Scan the data for "Workbook" and copy each matching line.

• **Material shown**:
════════════════════

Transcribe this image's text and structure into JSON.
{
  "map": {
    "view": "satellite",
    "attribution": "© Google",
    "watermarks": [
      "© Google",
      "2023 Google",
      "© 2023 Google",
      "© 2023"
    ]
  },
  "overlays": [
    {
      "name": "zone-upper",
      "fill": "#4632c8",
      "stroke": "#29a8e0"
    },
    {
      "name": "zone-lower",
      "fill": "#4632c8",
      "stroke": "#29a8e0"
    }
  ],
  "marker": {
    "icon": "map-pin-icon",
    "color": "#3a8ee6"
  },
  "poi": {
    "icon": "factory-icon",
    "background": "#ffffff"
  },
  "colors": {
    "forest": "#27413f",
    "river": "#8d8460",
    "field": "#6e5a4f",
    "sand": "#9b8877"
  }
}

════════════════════

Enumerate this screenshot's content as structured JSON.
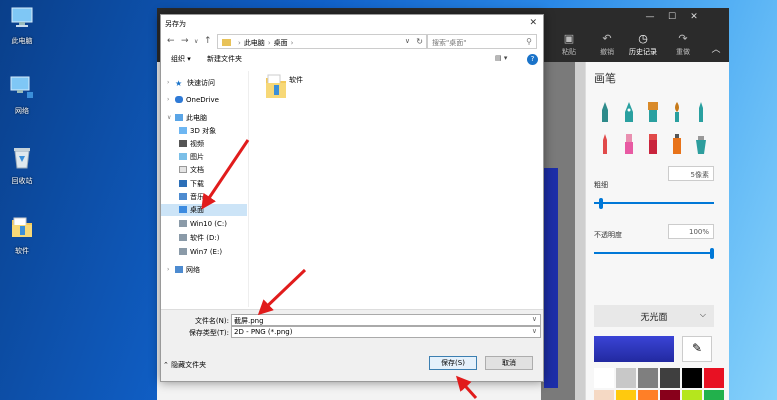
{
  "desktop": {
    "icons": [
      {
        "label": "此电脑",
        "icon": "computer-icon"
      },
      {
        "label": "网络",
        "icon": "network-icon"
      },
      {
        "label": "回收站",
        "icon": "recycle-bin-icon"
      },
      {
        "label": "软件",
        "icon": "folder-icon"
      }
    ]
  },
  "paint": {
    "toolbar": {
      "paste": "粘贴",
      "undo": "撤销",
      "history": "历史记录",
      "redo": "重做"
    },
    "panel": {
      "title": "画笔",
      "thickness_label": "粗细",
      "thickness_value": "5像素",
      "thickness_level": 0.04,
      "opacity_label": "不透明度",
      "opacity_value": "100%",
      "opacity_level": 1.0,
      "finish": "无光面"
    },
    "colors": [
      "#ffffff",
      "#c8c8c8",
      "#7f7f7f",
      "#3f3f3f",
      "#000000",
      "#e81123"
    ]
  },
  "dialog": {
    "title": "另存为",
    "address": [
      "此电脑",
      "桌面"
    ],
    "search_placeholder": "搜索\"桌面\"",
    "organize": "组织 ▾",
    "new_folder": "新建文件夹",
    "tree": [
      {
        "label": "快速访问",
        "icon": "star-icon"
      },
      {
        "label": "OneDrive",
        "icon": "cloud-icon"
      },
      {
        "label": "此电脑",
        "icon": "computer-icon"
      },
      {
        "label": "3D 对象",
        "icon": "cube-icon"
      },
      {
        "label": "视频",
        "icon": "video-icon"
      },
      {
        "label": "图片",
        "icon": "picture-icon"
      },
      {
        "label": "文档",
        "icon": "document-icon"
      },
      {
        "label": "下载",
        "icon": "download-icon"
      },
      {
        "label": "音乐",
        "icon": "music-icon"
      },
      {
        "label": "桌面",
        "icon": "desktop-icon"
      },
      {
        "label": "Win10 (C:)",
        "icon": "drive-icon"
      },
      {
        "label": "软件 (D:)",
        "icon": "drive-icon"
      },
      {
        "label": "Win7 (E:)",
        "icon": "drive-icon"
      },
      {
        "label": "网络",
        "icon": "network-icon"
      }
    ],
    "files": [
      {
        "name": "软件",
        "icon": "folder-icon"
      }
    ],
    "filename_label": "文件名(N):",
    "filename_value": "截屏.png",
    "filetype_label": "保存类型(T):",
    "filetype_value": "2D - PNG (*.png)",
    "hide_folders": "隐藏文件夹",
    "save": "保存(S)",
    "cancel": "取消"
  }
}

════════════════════

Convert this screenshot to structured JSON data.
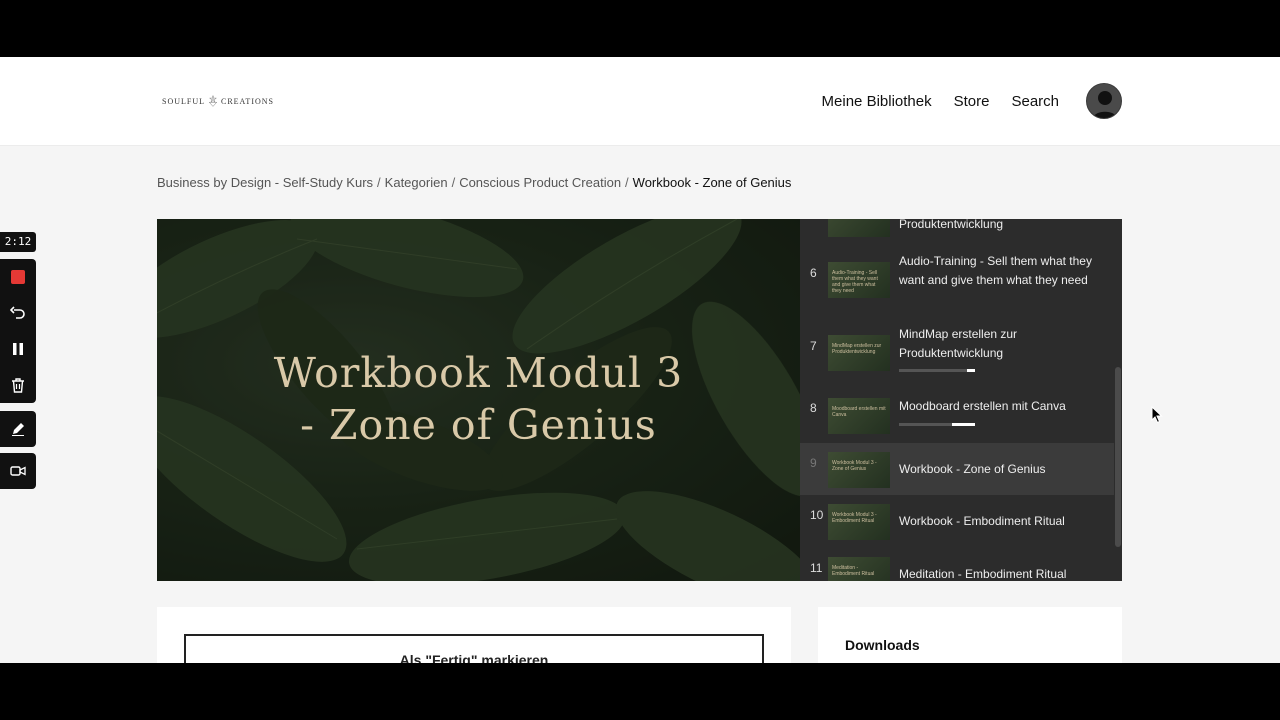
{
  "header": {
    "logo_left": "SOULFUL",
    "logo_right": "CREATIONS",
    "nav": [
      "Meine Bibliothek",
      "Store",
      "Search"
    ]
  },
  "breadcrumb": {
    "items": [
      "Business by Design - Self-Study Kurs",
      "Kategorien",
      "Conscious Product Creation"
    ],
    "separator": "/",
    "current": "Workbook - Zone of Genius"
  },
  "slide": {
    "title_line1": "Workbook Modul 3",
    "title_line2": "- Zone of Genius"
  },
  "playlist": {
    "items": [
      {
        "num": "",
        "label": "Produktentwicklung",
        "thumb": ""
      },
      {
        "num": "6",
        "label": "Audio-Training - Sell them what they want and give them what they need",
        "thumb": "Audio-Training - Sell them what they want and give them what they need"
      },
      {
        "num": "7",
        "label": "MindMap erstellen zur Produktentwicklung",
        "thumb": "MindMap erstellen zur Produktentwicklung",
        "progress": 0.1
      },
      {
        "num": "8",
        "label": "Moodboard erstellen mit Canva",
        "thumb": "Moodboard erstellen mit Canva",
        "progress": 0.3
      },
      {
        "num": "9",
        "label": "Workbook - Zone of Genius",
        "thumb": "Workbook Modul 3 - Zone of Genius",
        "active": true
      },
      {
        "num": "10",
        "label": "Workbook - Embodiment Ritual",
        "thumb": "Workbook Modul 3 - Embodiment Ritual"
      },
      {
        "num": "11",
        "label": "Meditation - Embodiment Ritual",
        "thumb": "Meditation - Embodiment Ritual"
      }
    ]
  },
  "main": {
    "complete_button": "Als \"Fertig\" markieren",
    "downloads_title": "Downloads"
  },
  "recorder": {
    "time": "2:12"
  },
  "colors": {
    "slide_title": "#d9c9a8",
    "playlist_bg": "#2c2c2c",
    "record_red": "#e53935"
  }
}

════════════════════

• **Reply**:
    "current": "Workbook - Zone of Genius"
    "title_line1": "Workbook Modul 3",
        "label": "Workbook - Zone of Genius",
        "thumb": "Workbook Modul 3 - Zone of Genius",
        "label": "Workbook - Embodiment Ritual",
        "thumb": "Workbook Modul 3 - Embodiment Ritual"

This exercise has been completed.